▸ **Directions for this task**:
Repeat the data below in full and exactly.

▸ **Material supplied**:
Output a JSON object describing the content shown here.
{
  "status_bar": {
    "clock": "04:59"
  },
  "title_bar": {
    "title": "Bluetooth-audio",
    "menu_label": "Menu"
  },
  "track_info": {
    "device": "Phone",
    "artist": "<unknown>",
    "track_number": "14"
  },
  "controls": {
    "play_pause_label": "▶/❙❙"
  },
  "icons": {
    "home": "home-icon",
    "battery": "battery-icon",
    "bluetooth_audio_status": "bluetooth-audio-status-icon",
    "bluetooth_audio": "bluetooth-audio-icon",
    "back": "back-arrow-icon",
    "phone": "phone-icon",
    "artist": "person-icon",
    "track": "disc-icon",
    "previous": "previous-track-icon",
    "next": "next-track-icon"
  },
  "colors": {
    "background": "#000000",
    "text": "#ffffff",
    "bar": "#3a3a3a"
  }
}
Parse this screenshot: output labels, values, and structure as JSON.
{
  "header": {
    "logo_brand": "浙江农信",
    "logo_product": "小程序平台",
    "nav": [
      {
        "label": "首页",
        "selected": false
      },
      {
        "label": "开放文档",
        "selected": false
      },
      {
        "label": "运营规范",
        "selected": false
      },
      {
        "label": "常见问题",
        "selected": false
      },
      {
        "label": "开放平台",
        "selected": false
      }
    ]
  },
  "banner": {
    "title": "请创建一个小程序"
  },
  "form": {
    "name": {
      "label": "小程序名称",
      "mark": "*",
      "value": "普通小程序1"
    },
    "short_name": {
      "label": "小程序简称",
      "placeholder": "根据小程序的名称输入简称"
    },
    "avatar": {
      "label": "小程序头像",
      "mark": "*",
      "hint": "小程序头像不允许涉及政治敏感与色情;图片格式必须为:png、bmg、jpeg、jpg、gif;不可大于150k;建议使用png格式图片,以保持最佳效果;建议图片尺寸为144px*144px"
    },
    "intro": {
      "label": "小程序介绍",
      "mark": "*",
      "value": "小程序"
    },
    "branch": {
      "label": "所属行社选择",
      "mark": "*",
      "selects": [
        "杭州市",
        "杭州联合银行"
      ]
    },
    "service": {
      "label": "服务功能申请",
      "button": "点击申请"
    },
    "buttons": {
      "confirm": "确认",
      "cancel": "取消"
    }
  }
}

▸ **Solution**:
Output a JSON object describing the content shown here.
{
  "status_bar": {
    "clock": "04:59"
  },
  "title_bar": {
    "title": "Bluetooth-audio",
    "menu_label": "Menu"
  },
  "track_info": {
    "device": "Phone",
    "artist": "<unknown>",
    "track_number": "14"
  },
  "controls": {
    "play_pause_label": "▶/❙❙"
  },
  "icons": {
    "home": "home-icon",
    "battery": "battery-icon",
    "bluetooth_audio_status": "bluetooth-audio-status-icon",
    "bluetooth_audio": "bluetooth-audio-icon",
    "back": "back-arrow-icon",
    "phone": "phone-icon",
    "artist": "person-icon",
    "track": "disc-icon",
    "previous": "previous-track-icon",
    "next": "next-track-icon"
  },
  "colors": {
    "background": "#000000",
    "text": "#ffffff",
    "bar": "#3a3a3a"
  }
}
Parse this screenshot: output labels, values, and structure as JSON.
{
  "header": {
    "logo_brand": "浙江农信",
    "logo_product": "小程序平台",
    "nav": [
      {
        "label": "首页",
        "selected": false
      },
      {
        "label": "开放文档",
        "selected": false
      },
      {
        "label": "运营规范",
        "selected": false
      },
      {
        "label": "常见问题",
        "selected": false
      },
      {
        "label": "开放平台",
        "selected": false
      }
    ]
  },
  "banner": {
    "title": "请创建一个小程序"
  },
  "form": {
    "name": {
      "label": "小程序名称",
      "mark": "*",
      "value": "普通小程序1"
    },
    "short_name": {
      "label": "小程序简称",
      "placeholder": "根据小程序的名称输入简称"
    },
    "avatar": {
      "label": "小程序头像",
      "mark": "*",
      "hint": "小程序头像不允许涉及政治敏感与色情;图片格式必须为:png、bmg、jpeg、jpg、gif;不可大于150k;建议使用png格式图片,以保持最佳效果;建议图片尺寸为144px*144px"
    },
    "intro": {
      "label": "小程序介绍",
      "mark": "*",
      "value": "小程序"
    },
    "branch": {
      "label": "所属行社选择",
      "mark": "*",
      "selects": [
        "杭州市",
        "杭州联合银行"
      ]
    },
    "service": {
      "label": "服务功能申请",
      "button": "点击申请"
    },
    "buttons": {
      "confirm": "确认",
      "cancel": "取消"
    }
  }
}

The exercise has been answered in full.